---------- Provided records ----------

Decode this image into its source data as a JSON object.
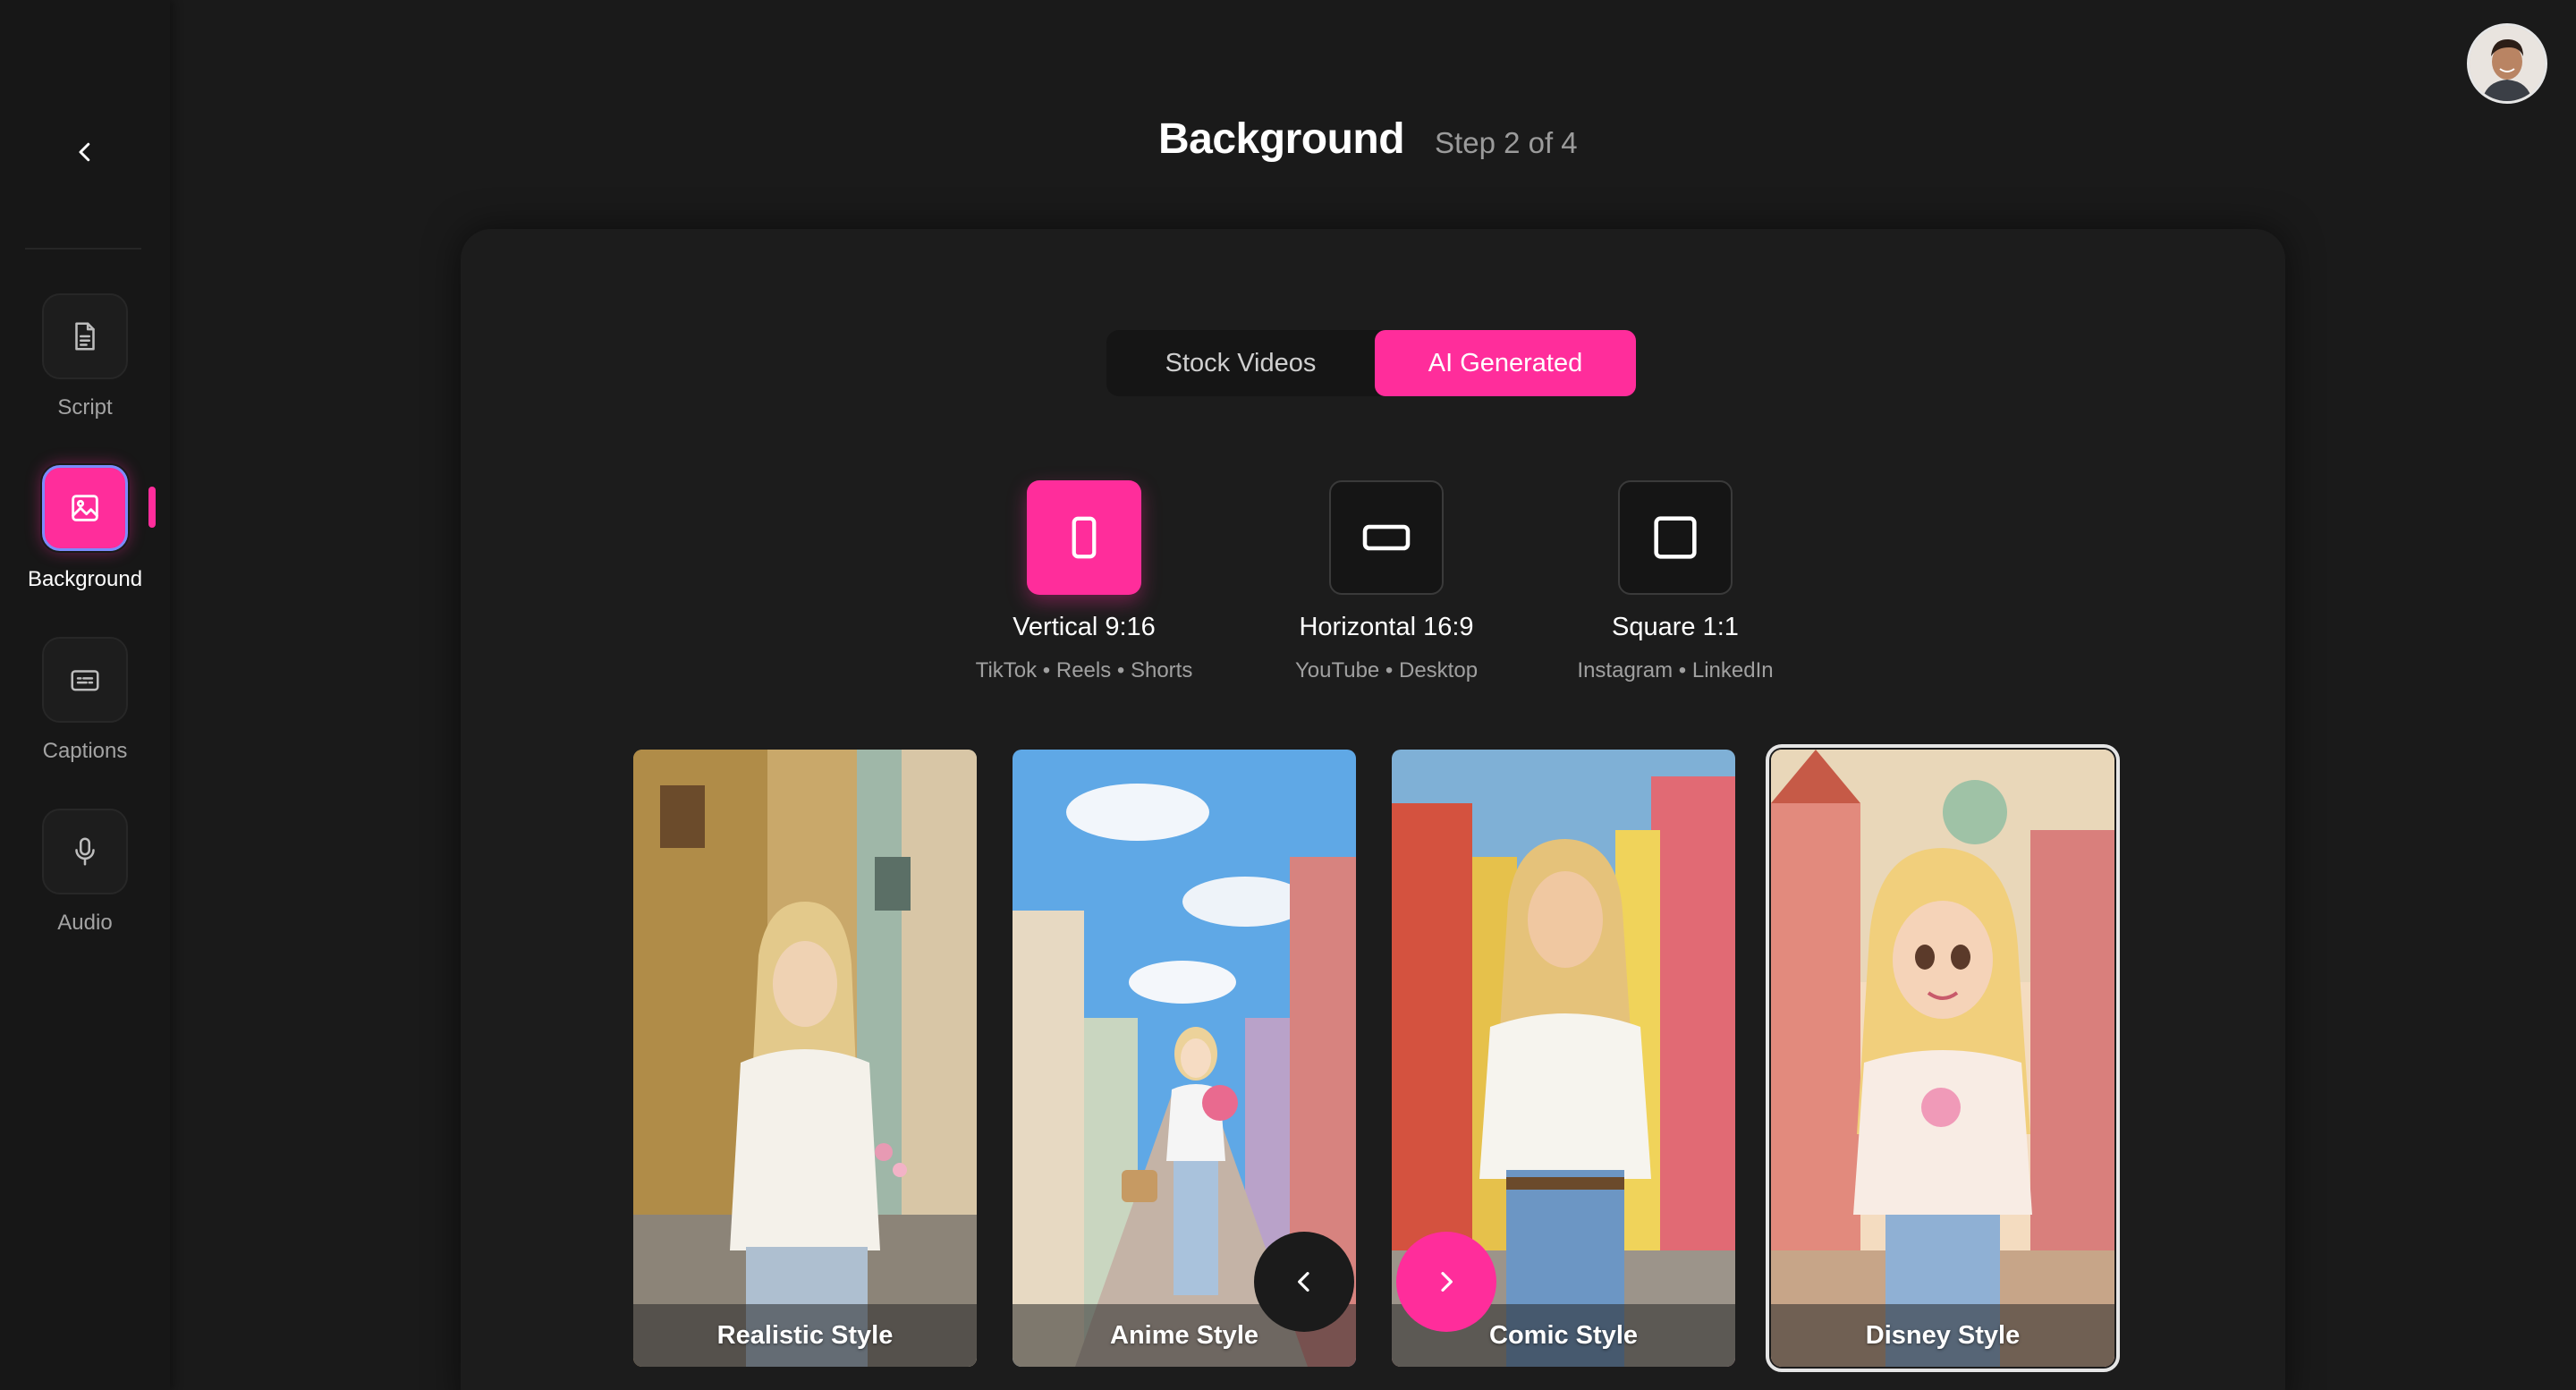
{
  "sidebar": {
    "back_icon": "chevron-left-icon",
    "items": [
      {
        "label": "Script",
        "icon": "document-icon",
        "active": false
      },
      {
        "label": "Background",
        "icon": "image-icon",
        "active": true
      },
      {
        "label": "Captions",
        "icon": "captions-icon",
        "active": false
      },
      {
        "label": "Audio",
        "icon": "microphone-icon",
        "active": false
      }
    ]
  },
  "header": {
    "title": "Background",
    "step": "Step 2 of 4"
  },
  "source_toggle": {
    "options": [
      "Stock Videos",
      "AI Generated"
    ],
    "selected": "AI Generated"
  },
  "aspect_ratios": [
    {
      "title": "Vertical 9:16",
      "subtitle": "TikTok • Reels • Shorts",
      "active": true
    },
    {
      "title": "Horizontal 16:9",
      "subtitle": "YouTube • Desktop",
      "active": false
    },
    {
      "title": "Square 1:1",
      "subtitle": "Instagram • LinkedIn",
      "active": false
    }
  ],
  "styles": [
    {
      "label": "Realistic Style",
      "selected": false
    },
    {
      "label": "Anime Style",
      "selected": false
    },
    {
      "label": "Comic Style",
      "selected": false
    },
    {
      "label": "Disney Style",
      "selected": true
    }
  ],
  "carousel": {
    "prev_icon": "chevron-left-icon",
    "next_icon": "chevron-right-icon"
  },
  "colors": {
    "accent": "#ff2d9b",
    "background": "#1a1a1a",
    "panel": "#1c1c1c",
    "selection_ring": "#7b8cff"
  }
}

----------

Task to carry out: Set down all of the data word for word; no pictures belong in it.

Reply to the exercise:
Decode this image into its source data as a JSON object.
{
  "sidebar": {
    "back_icon": "chevron-left-icon",
    "items": [
      {
        "label": "Script",
        "icon": "document-icon",
        "active": false
      },
      {
        "label": "Background",
        "icon": "image-icon",
        "active": true
      },
      {
        "label": "Captions",
        "icon": "captions-icon",
        "active": false
      },
      {
        "label": "Audio",
        "icon": "microphone-icon",
        "active": false
      }
    ]
  },
  "header": {
    "title": "Background",
    "step": "Step 2 of 4"
  },
  "source_toggle": {
    "options": [
      "Stock Videos",
      "AI Generated"
    ],
    "selected": "AI Generated"
  },
  "aspect_ratios": [
    {
      "title": "Vertical 9:16",
      "subtitle": "TikTok • Reels • Shorts",
      "active": true
    },
    {
      "title": "Horizontal 16:9",
      "subtitle": "YouTube • Desktop",
      "active": false
    },
    {
      "title": "Square 1:1",
      "subtitle": "Instagram • LinkedIn",
      "active": false
    }
  ],
  "styles": [
    {
      "label": "Realistic Style",
      "selected": false
    },
    {
      "label": "Anime Style",
      "selected": false
    },
    {
      "label": "Comic Style",
      "selected": false
    },
    {
      "label": "Disney Style",
      "selected": true
    }
  ],
  "carousel": {
    "prev_icon": "chevron-left-icon",
    "next_icon": "chevron-right-icon"
  },
  "colors": {
    "accent": "#ff2d9b",
    "background": "#1a1a1a",
    "panel": "#1c1c1c",
    "selection_ring": "#7b8cff"
  }
}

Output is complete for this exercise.